Although the US$ has experienced relatively less inflation over the past two years, between 1998 and 2003 there was a lot more inflation (money-supply growth) in the US than there was, for example, in the major economies of Europe. This made the dollar over-valued and thus set the stage for the long-term dollar bear market that began in 2001. Also, the US stock market was the focal point of the global boom in technology, telecom and internet stocks, so when the NASDAQ bubble burst in March of 2000 the US lost something that had been acting as a magnet for foreign investment; that is, it lost something that had been boosting the demand for the dollar.
It's important to note, though, that it wasn't until some time after the Fed had cut US interest rates aggressively in response to the 2001 recession, the 9/11 terrorist attacks and the plunge in capital spending that followed the bursting of the NASDAQ bubble that US$ supply began to overwhelm US$ demand and the Dollar Index began to trend lower in earnest. In other words, things happened during 2000-2001 that forced the Fed to adopt an ultra-easy monetary policy and it was this change in monetary policy (and the resultant inflation) that caused the dollar to weaken.

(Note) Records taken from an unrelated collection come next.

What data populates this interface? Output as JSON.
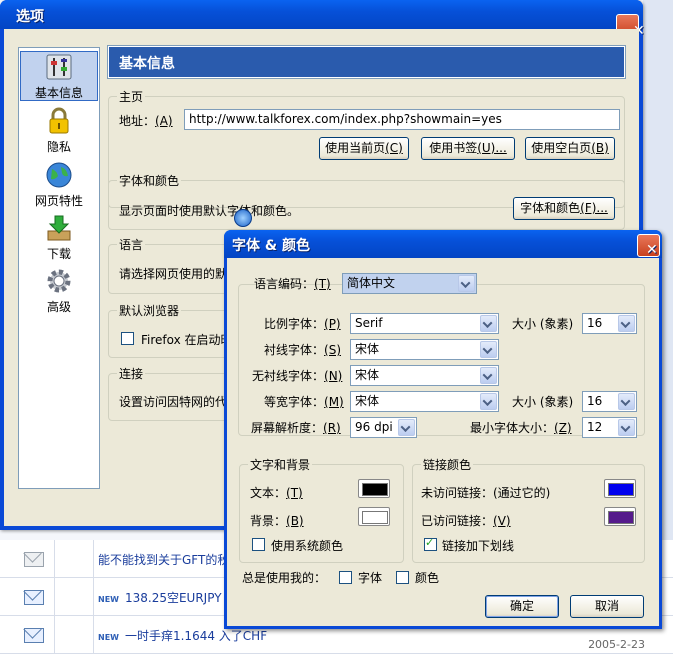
{
  "options_window": {
    "title": "选项",
    "sidebar": [
      {
        "icon": "general-icon",
        "label": "基本信息",
        "selected": true
      },
      {
        "icon": "lock-icon",
        "label": "隐私"
      },
      {
        "icon": "globe-icon",
        "label": "网页特性"
      },
      {
        "icon": "download-icon",
        "label": "下载"
      },
      {
        "icon": "gear-icon",
        "label": "高级"
      }
    ],
    "header": "基本信息",
    "homepage": {
      "group_title": "主页",
      "address_label": "地址：",
      "address_key": "(A)",
      "url": "http://www.talkforex.com/index.php?showmain=yes",
      "btn_current": "使用当前页",
      "btn_current_key": "(C)",
      "btn_bookmark": "使用书签",
      "btn_bookmark_key": "(U)...",
      "btn_blank": "使用空白页",
      "btn_blank_key": "(B)"
    },
    "fonts_colors": {
      "group_title": "字体和颜色",
      "text": "显示页面时使用默认字体和颜色。",
      "btn": "字体和颜色",
      "btn_key": "(F)..."
    },
    "language": {
      "group_title": "语言",
      "text": "请选择网页使用的默认"
    },
    "default_browser": {
      "group_title": "默认浏览器",
      "text": "Firefox 在启动时"
    },
    "connection": {
      "group_title": "连接",
      "text": "设置访问因特网的代"
    }
  },
  "fonts_dialog": {
    "title": "字体 & 颜色",
    "encoding_label": "语言编码：",
    "encoding_key": "(T)",
    "encoding_value": "简体中文",
    "proportional_label": "比例字体：",
    "proportional_key": "(P)",
    "proportional_value": "Serif",
    "size_label": "大小 (象素)",
    "proportional_size": "16",
    "serif_label": "衬线字体：",
    "serif_key": "(S)",
    "serif_value": "宋体",
    "sans_label": "无衬线字体：",
    "sans_key": "(N)",
    "sans_value": "宋体",
    "mono_label": "等宽字体：",
    "mono_key": "(M)",
    "mono_value": "宋体",
    "mono_size": "16",
    "resolution_label": "屏幕解析度：",
    "resolution_key": "(R)",
    "resolution_value": "96 dpi",
    "min_size_label": "最小字体大小：",
    "min_size_key": "(Z)",
    "min_size_value": "12",
    "text_bg_group": "文字和背景",
    "text_label": "文本：",
    "text_key": "(T)",
    "text_color": "#000000",
    "bg_label": "背景：",
    "bg_key": "(B)",
    "bg_color": "#ffffff",
    "use_system_colors": "使用系统颜色",
    "link_group": "链接颜色",
    "unvisited_label": "未访问链接：(通过它的)",
    "unvisited_color": "#0000ee",
    "visited_label": "已访问链接：",
    "visited_key": "(V)",
    "visited_color": "#551a8b",
    "underline_links": "链接加下划线",
    "always_use": "总是使用我的：",
    "always_fonts": "字体",
    "always_colors": "颜色",
    "ok": "确定",
    "cancel": "取消"
  },
  "background_page": {
    "rows": [
      {
        "link": "能不能找到关于GFT的秋",
        "new": ""
      },
      {
        "link": "138.25空EURJPY",
        "new": "NEW"
      },
      {
        "link": "一时手痒1.1644 入了CHF",
        "new": "NEW"
      }
    ],
    "date": "2005-2-23"
  }
}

Our view is that events will once again conspire to eliminate the inflation-rate and interest-rate advantages that are the basis of the dollar's current upward trend. In particular, the huge costs of maintaining a military presence in the Middle East and re-building New Orleans, combined with the lack of any real desire to cut spending in other areas or raise taxes, all but guarantee a continuation of the current rapid pace at which the US Federal Government borrows dollars into existence. Furthermore, the Fed will again adopt an aggressive pro-inflation stance once the stock and commodity markets begin to trend lower with conviction and the economic data starts pointing towards a recession. As was the case during 2001-2004, large-scale deficit-spending by the US Government in combination with rate cuts by the Fed should catalyse another multi-year decline in the US$.

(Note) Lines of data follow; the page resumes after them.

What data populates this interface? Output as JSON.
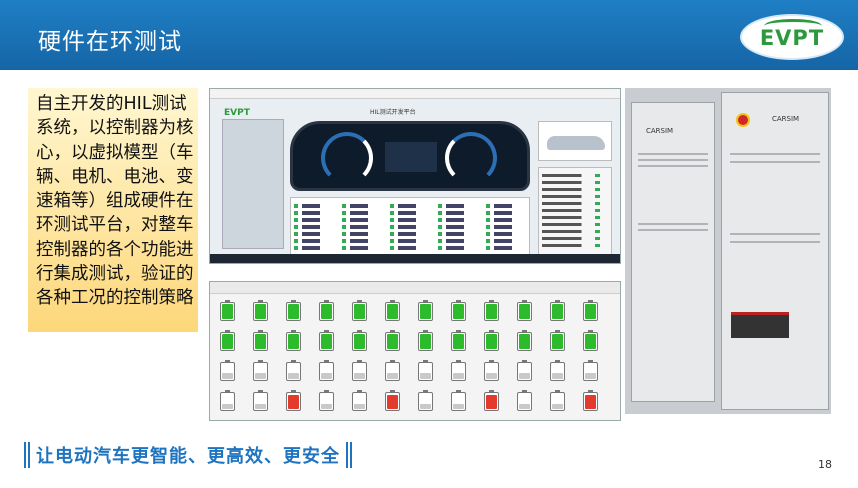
{
  "header": {
    "title": "硬件在环测试",
    "logo_text": "EVPT"
  },
  "description": "自主开发的HIL测试系统，以控制器为核心，以虚拟模型（车辆、电机、电池、变速箱等）组成硬件在环测试平台，对整车控制器的各个功能进行集成测试，验证的各种工况的控制策略",
  "screenshot_hil": {
    "logo": "EVPT",
    "title": "HIL测试开发平台"
  },
  "photo": {
    "rack_left_label": "CARSIM",
    "rack_right_label": "CARSIM"
  },
  "footer": {
    "slogan": "让电动汽车更智能、更高效、更安全",
    "page_number": "18"
  },
  "colors": {
    "header_blue": "#1565a6",
    "accent_green": "#2c9a3c",
    "slogan_blue": "#1f74c0",
    "desc_box": "#fdd77a"
  }
}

So, we expect that the main drivers of relative currency valuations -- inflation rates and interest rates -- will begin to pressure the dollar lower at some point during the second half of this year. It is very unlikely, however, that the US$ will ever COLLAPSE in value relative to any other fiat currency. The reason is that ALL of these currencies are in the process of being inflated into oblivion; it's just that over the next few years the dollar is likely to move towards that ultimate destination at a modestly faster pace than some of the other major currencies.
The dollar's orderly long-term decline against the Swiss Franc is illustrated by the following chart. Notice that the dollar has made a succession of lower highs and lower lows since 1970 and that there has never been a runaway bull or bear market. Rather, steady declines lasting 8-10 years have been punctuated by steady advances lasting 6 years. If this pattern continues then the next bottom will occur near the end of this decade with US$ and the Swiss Franc at close to parity.

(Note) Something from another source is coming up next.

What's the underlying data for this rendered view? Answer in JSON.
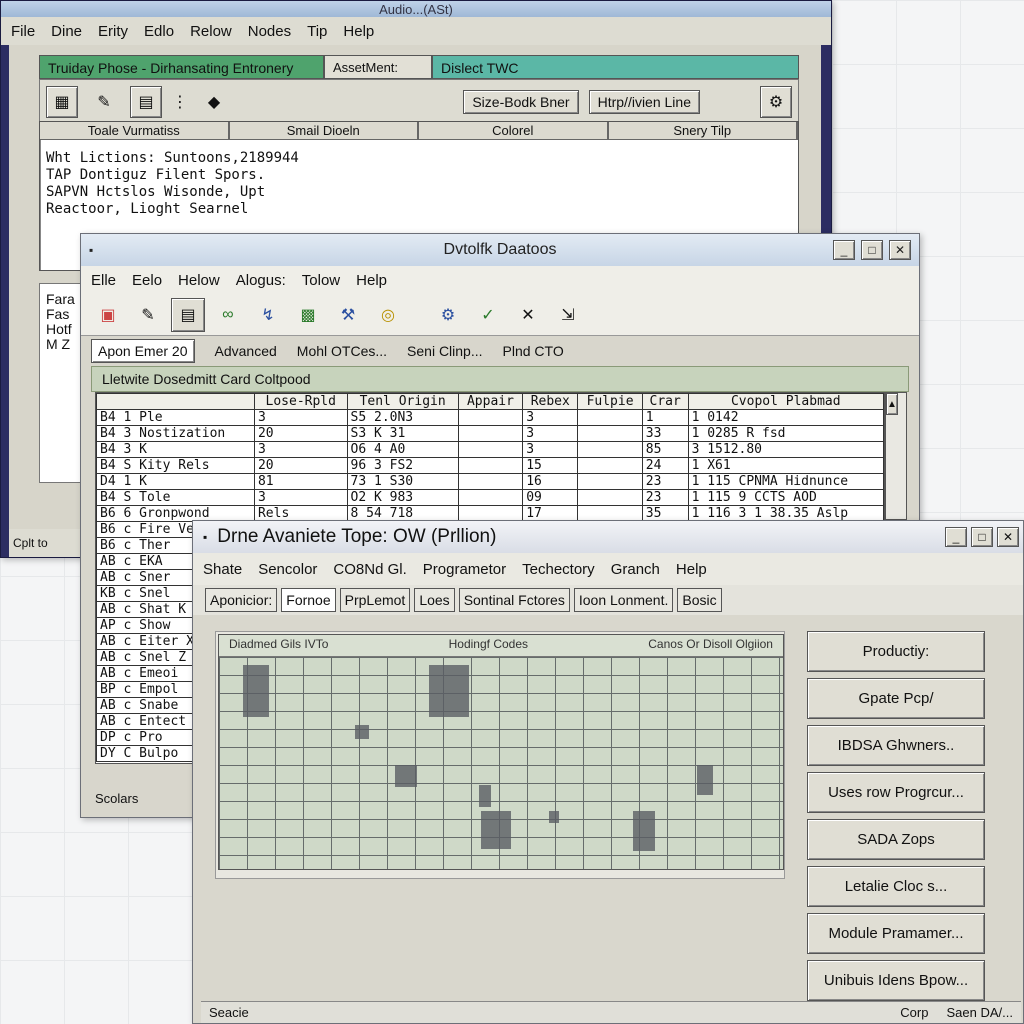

If the dollar's decline ever did become disorderly, that is, if the dollar ever did begin to fall at an accelerated pace, then the central banks of the US's main trading partners could be relied upon to stem the decline by taking steps to weaken their own currencies. One thing you should never bet against is the ability of a central bank to devalue its currency. This is because someone with the power to create an unlimited supply of some 'thing' definitely has the power to lower the thing's value if they choose to do so.